Write every record below out exactly; no images.

**Given data**
+-------+

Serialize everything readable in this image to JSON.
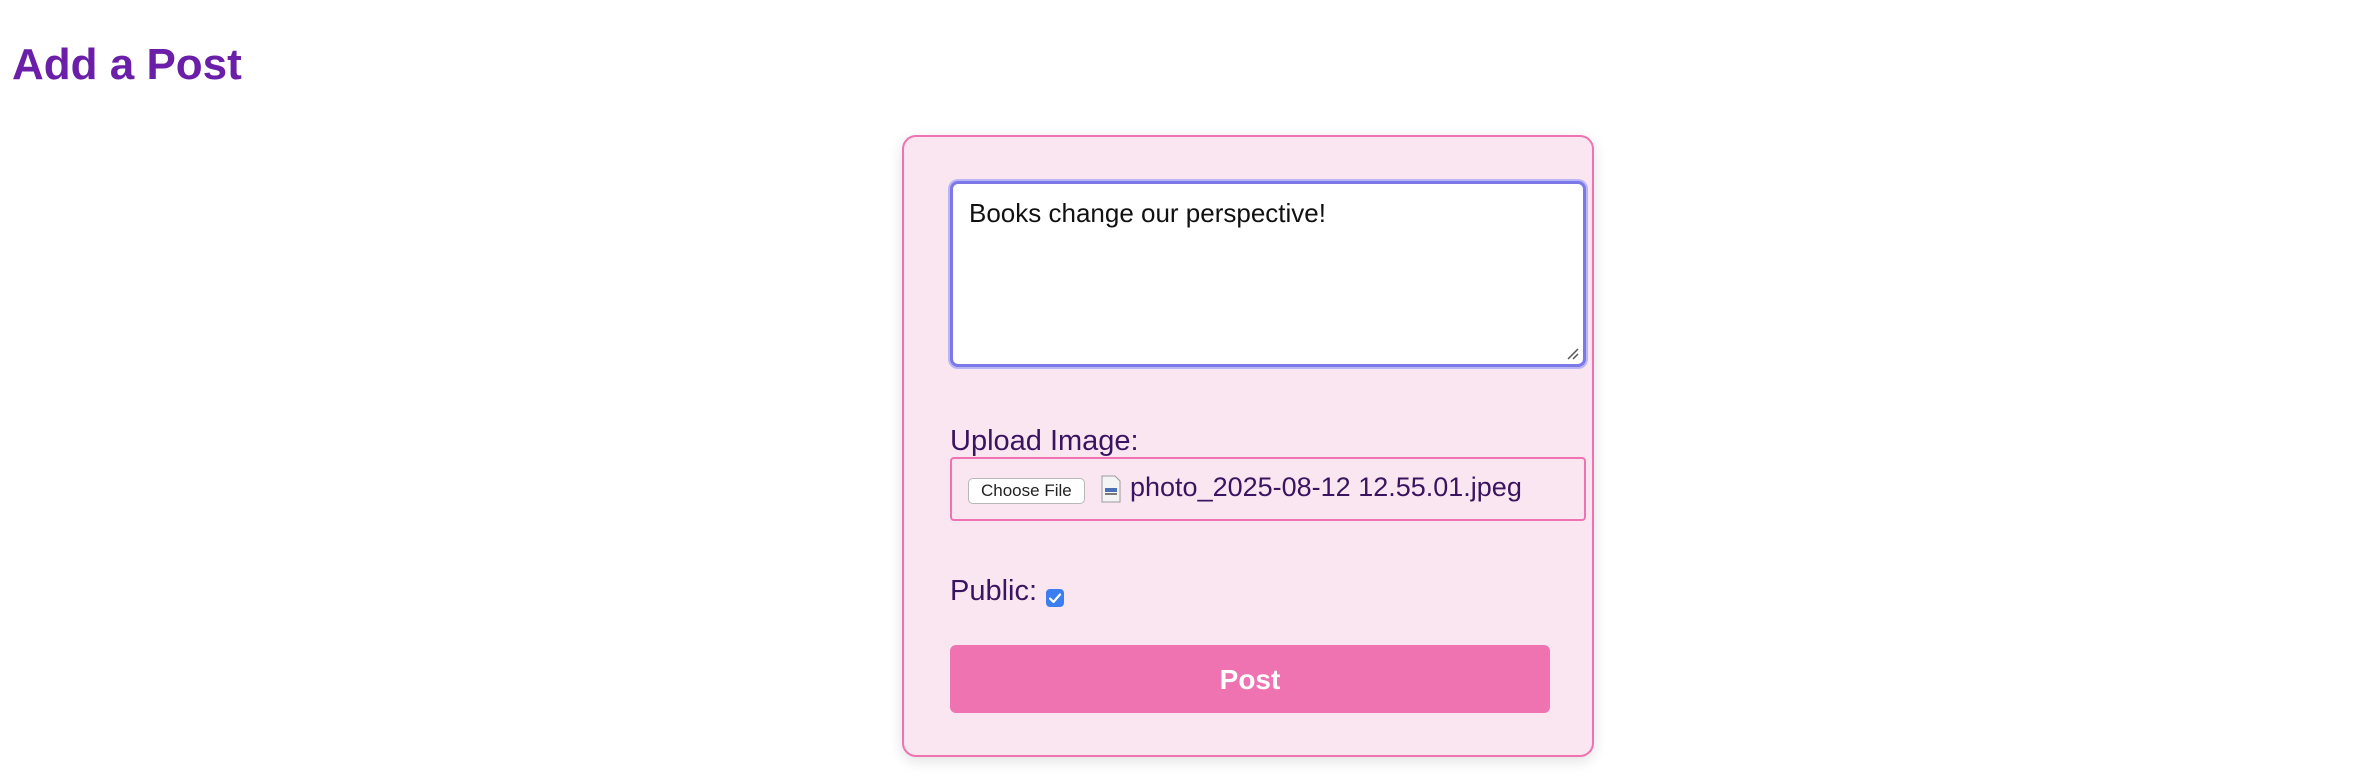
{
  "page": {
    "title": "Add a Post"
  },
  "form": {
    "post_text": "Books change our perspective!",
    "upload_label": "Upload Image:",
    "choose_file_label": "Choose File",
    "file_name": "photo_2025-08-12 12.55.01.jpeg",
    "public_label": "Public:",
    "public_checked": true,
    "submit_label": "Post"
  },
  "icons": {
    "file": "file-icon",
    "checkbox": "checkmark-icon",
    "resize": "resize-handle-icon"
  },
  "colors": {
    "title": "#6b1fa8",
    "card_bg": "#fae6f0",
    "card_border": "#ef72b1",
    "accent": "#ef72b1",
    "focus_ring": "#7d78e8",
    "label_text": "#3a1460",
    "checkbox": "#3b7ef0"
  }
}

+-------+

**Problem solution**
Serialize everything readable in this image to JSON.
{
  "page": {
    "title": "Add a Post"
  },
  "form": {
    "post_text": "Books change our perspective!",
    "upload_label": "Upload Image:",
    "choose_file_label": "Choose File",
    "file_name": "photo_2025-08-12 12.55.01.jpeg",
    "public_label": "Public:",
    "public_checked": true,
    "submit_label": "Post"
  },
  "icons": {
    "file": "file-icon",
    "checkbox": "checkmark-icon",
    "resize": "resize-handle-icon"
  },
  "colors": {
    "title": "#6b1fa8",
    "card_bg": "#fae6f0",
    "card_border": "#ef72b1",
    "accent": "#ef72b1",
    "focus_ring": "#7d78e8",
    "label_text": "#3a1460",
    "checkbox": "#3b7ef0"
  }
}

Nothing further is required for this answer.